-- Opening Marker --

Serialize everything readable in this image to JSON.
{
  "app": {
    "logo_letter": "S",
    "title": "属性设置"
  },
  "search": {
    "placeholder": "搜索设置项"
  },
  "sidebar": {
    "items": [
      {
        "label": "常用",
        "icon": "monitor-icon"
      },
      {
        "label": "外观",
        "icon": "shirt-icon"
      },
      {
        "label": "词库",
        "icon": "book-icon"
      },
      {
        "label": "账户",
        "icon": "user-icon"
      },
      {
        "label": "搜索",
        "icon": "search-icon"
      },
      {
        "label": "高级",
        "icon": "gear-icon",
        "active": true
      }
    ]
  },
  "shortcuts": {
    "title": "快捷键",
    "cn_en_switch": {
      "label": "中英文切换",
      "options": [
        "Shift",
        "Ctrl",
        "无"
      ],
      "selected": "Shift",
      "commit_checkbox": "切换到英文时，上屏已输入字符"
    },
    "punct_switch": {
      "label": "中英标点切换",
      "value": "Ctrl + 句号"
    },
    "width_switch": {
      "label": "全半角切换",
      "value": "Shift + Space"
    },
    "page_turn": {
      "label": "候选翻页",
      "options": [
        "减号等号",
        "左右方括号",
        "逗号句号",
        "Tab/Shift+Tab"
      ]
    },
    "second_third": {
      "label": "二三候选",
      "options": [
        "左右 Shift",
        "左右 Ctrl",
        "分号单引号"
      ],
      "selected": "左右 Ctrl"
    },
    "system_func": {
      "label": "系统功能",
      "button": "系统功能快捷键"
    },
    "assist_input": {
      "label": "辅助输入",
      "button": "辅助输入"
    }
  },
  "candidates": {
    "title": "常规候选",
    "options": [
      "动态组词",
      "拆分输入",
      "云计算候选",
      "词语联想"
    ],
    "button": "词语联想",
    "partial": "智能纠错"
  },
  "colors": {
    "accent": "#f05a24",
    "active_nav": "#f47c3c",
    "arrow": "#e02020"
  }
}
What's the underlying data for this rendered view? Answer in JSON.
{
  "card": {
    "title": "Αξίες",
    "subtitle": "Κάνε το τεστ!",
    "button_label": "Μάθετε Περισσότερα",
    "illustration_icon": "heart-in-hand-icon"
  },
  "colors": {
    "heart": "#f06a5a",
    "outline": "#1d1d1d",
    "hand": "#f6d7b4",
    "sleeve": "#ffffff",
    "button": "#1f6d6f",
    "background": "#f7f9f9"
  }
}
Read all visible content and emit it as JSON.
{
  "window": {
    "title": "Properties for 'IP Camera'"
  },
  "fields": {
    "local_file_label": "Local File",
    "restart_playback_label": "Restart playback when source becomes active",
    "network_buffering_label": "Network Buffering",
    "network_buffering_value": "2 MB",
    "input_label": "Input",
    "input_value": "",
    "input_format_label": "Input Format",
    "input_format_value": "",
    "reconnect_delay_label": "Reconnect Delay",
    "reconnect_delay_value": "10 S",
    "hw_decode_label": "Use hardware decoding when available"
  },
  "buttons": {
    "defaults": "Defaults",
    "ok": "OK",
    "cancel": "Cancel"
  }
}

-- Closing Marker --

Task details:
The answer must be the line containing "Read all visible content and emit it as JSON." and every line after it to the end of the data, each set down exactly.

Expected answer:
Read all visible content and emit it as JSON.
{
  "window": {
    "title": "Properties for 'IP Camera'"
  },
  "fields": {
    "local_file_label": "Local File",
    "restart_playback_label": "Restart playback when source becomes active",
    "network_buffering_label": "Network Buffering",
    "network_buffering_value": "2 MB",
    "input_label": "Input",
    "input_value": "",
    "input_format_label": "Input Format",
    "input_format_value": "",
    "reconnect_delay_label": "Reconnect Delay",
    "reconnect_delay_value": "10 S",
    "hw_decode_label": "Use hardware decoding when available"
  },
  "buttons": {
    "defaults": "Defaults",
    "ok": "OK",
    "cancel": "Cancel"
  }
}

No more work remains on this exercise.